Did my brother and I have conflict nearly immediately when we got to England on the first day of going through our great aunt's stuff?
We were each making character judgments about the other's approach to stuff and grieving. How could he want to keep so many things? Why would he want that? He keeps everything—he's in denial! How could she get rid of that? Why doesn't she want to keep anything? Doesn't she care at all?
Death and grieving strain even the best family relationships.
My brother and I hashed it all out that first day of going through her stuff. It wasn't easy, but we got ourselves to a good process/cadence of my brother getting a first look at items to decide what to keep, and me taking it from there to either keep or donate. But I was not allowed to judge his Keeps, and he wasn't allowed to judge my Donates anymore. We just needed to do our own thing.
There is no right way to go through a dead loved one's belongings. The process just sucks: there's absolutely no way around it. And the least we could do was not be shitty to each other on top of what was already so shitty.
So, we spent a week going through every single thing in our great aunt's house. In between boxes of (literally) every greeting card she and her late husband ever gave to each other, as well as unthinkable quantities of bedding that made no sense for a house with two bedrooms, we found old family photos and heirlooms belonging to our great grandfather, our grandmother and our late great aunt's father. He was wounded in WWI, and we found medals and other items thanking him for his dedication and service.
What that meant is, as much as I hate to admit it, my brother was exactly right to want to look at every item a little more closely than I would. Family treasures would pop up when we didn't expect them to. And it was ok that my brother thought maybe just a few more things were treasures than I did.

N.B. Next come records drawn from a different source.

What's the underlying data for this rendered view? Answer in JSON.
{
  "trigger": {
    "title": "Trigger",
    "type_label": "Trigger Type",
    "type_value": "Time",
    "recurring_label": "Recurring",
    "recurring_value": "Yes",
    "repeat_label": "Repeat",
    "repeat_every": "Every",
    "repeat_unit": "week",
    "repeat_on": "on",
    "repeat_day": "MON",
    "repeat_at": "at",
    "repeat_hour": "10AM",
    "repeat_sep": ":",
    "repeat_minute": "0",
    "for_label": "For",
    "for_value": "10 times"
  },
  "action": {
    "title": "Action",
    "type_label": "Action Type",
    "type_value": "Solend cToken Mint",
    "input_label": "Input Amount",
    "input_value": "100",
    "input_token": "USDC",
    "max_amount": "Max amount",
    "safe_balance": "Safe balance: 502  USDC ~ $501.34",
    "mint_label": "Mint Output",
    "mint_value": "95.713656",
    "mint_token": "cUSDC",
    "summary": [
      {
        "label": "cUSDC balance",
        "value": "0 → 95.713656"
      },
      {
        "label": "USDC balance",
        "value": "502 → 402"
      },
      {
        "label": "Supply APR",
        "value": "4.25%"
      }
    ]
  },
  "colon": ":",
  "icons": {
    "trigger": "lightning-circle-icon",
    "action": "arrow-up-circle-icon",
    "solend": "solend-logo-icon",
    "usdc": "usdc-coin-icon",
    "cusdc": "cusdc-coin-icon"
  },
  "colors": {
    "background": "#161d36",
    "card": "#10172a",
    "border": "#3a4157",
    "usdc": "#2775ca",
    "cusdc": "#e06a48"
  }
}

You know what I'll always treasure, though? That time I got to spend with my brother, grieving this unique loss together.